= Beginning of Section =

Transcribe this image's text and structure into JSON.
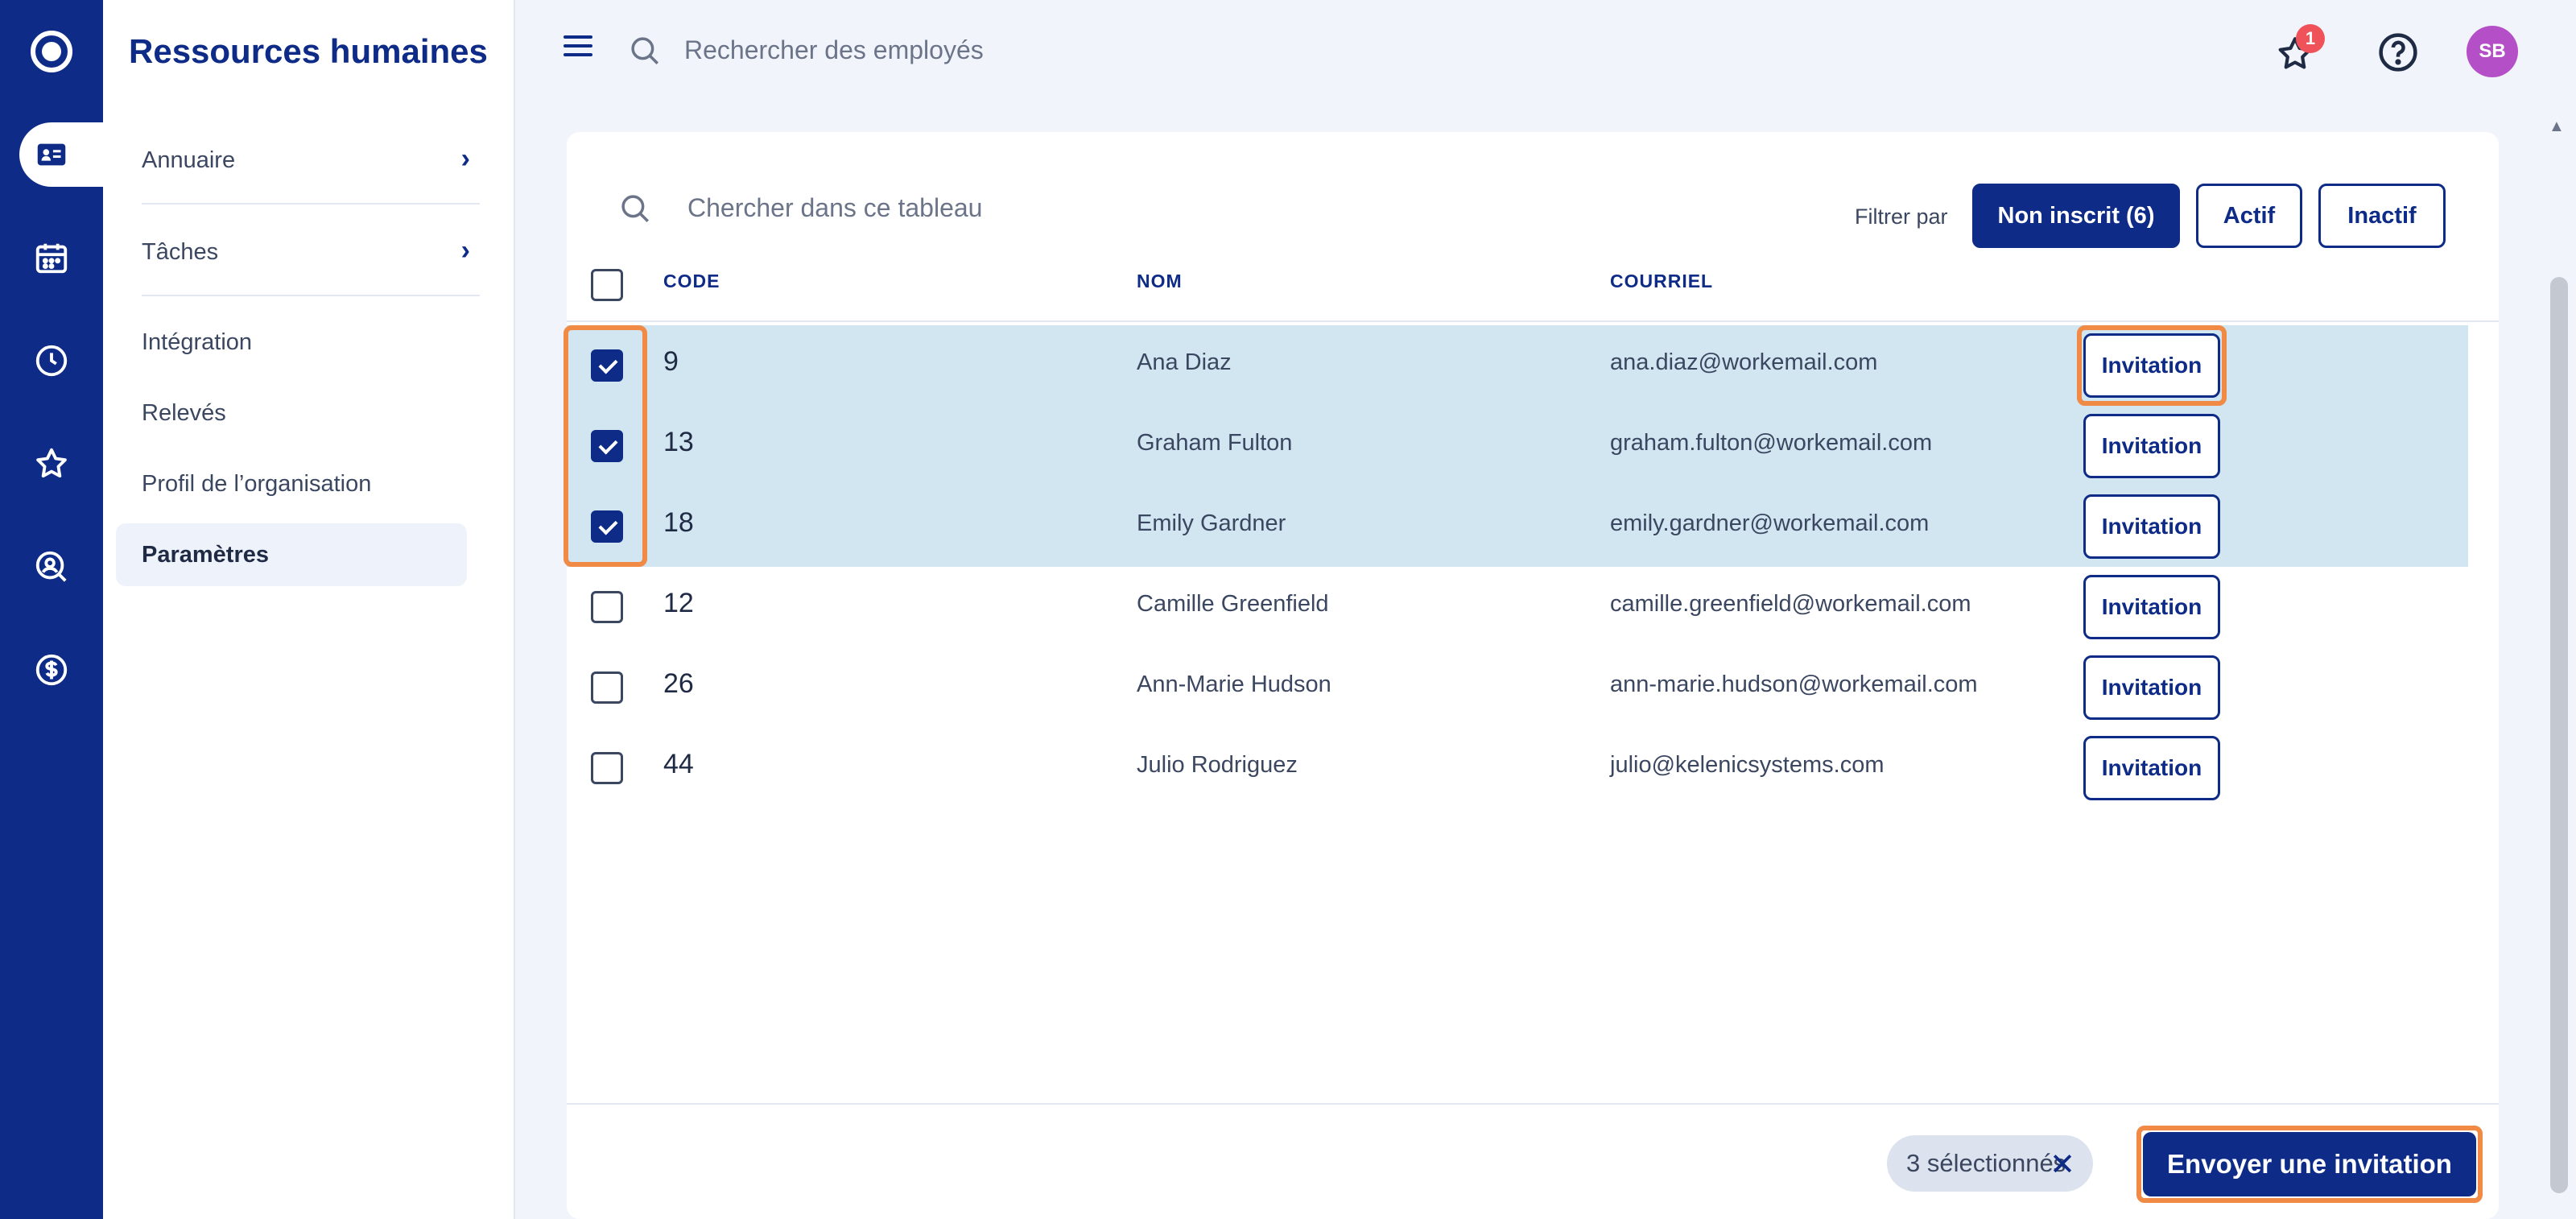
{
  "app": {
    "section_title": "Ressources humaines"
  },
  "rail": {
    "icons": [
      "logo-icon",
      "directory-card-icon",
      "calendar-icon",
      "clock-icon",
      "star-icon",
      "search-person-icon",
      "dollar-icon"
    ],
    "active": "directory-card-icon",
    "color": "#0d2b87"
  },
  "sidebar": {
    "items": [
      {
        "label": "Annuaire",
        "has_chevron": true
      },
      {
        "label": "Tâches",
        "has_chevron": true
      },
      {
        "label": "Intégration"
      },
      {
        "label": "Relevés"
      },
      {
        "label": "Profil de l’organisation"
      },
      {
        "label": "Paramètres",
        "active": true
      }
    ]
  },
  "topbar": {
    "search_placeholder": "Rechercher des employés",
    "notification_count": "1",
    "avatar_initials": "SB",
    "avatar_color": "#b44fc7"
  },
  "table": {
    "search_placeholder": "Chercher dans ce tableau",
    "filter_label": "Filtrer par",
    "filters": [
      {
        "label": "Non inscrit (6)",
        "active": true
      },
      {
        "label": "Actif",
        "active": false
      },
      {
        "label": "Inactif",
        "active": false
      }
    ],
    "columns": [
      "CODE",
      "NOM",
      "COURRIEL"
    ],
    "rows": [
      {
        "code": "9",
        "name": "Ana Diaz",
        "email": "ana.diaz@workemail.com",
        "selected": true,
        "action": "Invitation"
      },
      {
        "code": "13",
        "name": "Graham Fulton",
        "email": "graham.fulton@workemail.com",
        "selected": true,
        "action": "Invitation"
      },
      {
        "code": "18",
        "name": "Emily Gardner",
        "email": "emily.gardner@workemail.com",
        "selected": true,
        "action": "Invitation"
      },
      {
        "code": "12",
        "name": "Camille Greenfield",
        "email": "camille.greenfield@workemail.com",
        "selected": false,
        "action": "Invitation"
      },
      {
        "code": "26",
        "name": "Ann-Marie Hudson",
        "email": "ann-marie.hudson@workemail.com",
        "selected": false,
        "action": "Invitation"
      },
      {
        "code": "44",
        "name": "Julio Rodriguez",
        "email": "julio@kelenicsystems.com",
        "selected": false,
        "action": "Invitation"
      }
    ]
  },
  "footer": {
    "selection_chip": "3 sélectionnés",
    "send_button": "Envoyer une invitation"
  },
  "colors": {
    "primary": "#0d2b87",
    "selected_row": "#d2e6f2",
    "highlight": "#f08a45",
    "badge": "#f0525a"
  }
}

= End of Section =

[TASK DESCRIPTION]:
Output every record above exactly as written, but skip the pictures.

[THE COMPLETED TASK]:
Transcribe this image's text and structure into JSON.
{
  "app": {
    "section_title": "Ressources humaines"
  },
  "rail": {
    "icons": [
      "logo-icon",
      "directory-card-icon",
      "calendar-icon",
      "clock-icon",
      "star-icon",
      "search-person-icon",
      "dollar-icon"
    ],
    "active": "directory-card-icon",
    "color": "#0d2b87"
  },
  "sidebar": {
    "items": [
      {
        "label": "Annuaire",
        "has_chevron": true
      },
      {
        "label": "Tâches",
        "has_chevron": true
      },
      {
        "label": "Intégration"
      },
      {
        "label": "Relevés"
      },
      {
        "label": "Profil de l’organisation"
      },
      {
        "label": "Paramètres",
        "active": true
      }
    ]
  },
  "topbar": {
    "search_placeholder": "Rechercher des employés",
    "notification_count": "1",
    "avatar_initials": "SB",
    "avatar_color": "#b44fc7"
  },
  "table": {
    "search_placeholder": "Chercher dans ce tableau",
    "filter_label": "Filtrer par",
    "filters": [
      {
        "label": "Non inscrit (6)",
        "active": true
      },
      {
        "label": "Actif",
        "active": false
      },
      {
        "label": "Inactif",
        "active": false
      }
    ],
    "columns": [
      "CODE",
      "NOM",
      "COURRIEL"
    ],
    "rows": [
      {
        "code": "9",
        "name": "Ana Diaz",
        "email": "ana.diaz@workemail.com",
        "selected": true,
        "action": "Invitation"
      },
      {
        "code": "13",
        "name": "Graham Fulton",
        "email": "graham.fulton@workemail.com",
        "selected": true,
        "action": "Invitation"
      },
      {
        "code": "18",
        "name": "Emily Gardner",
        "email": "emily.gardner@workemail.com",
        "selected": true,
        "action": "Invitation"
      },
      {
        "code": "12",
        "name": "Camille Greenfield",
        "email": "camille.greenfield@workemail.com",
        "selected": false,
        "action": "Invitation"
      },
      {
        "code": "26",
        "name": "Ann-Marie Hudson",
        "email": "ann-marie.hudson@workemail.com",
        "selected": false,
        "action": "Invitation"
      },
      {
        "code": "44",
        "name": "Julio Rodriguez",
        "email": "julio@kelenicsystems.com",
        "selected": false,
        "action": "Invitation"
      }
    ]
  },
  "footer": {
    "selection_chip": "3 sélectionnés",
    "send_button": "Envoyer une invitation"
  },
  "colors": {
    "primary": "#0d2b87",
    "selected_row": "#d2e6f2",
    "highlight": "#f08a45",
    "badge": "#f0525a"
  }
}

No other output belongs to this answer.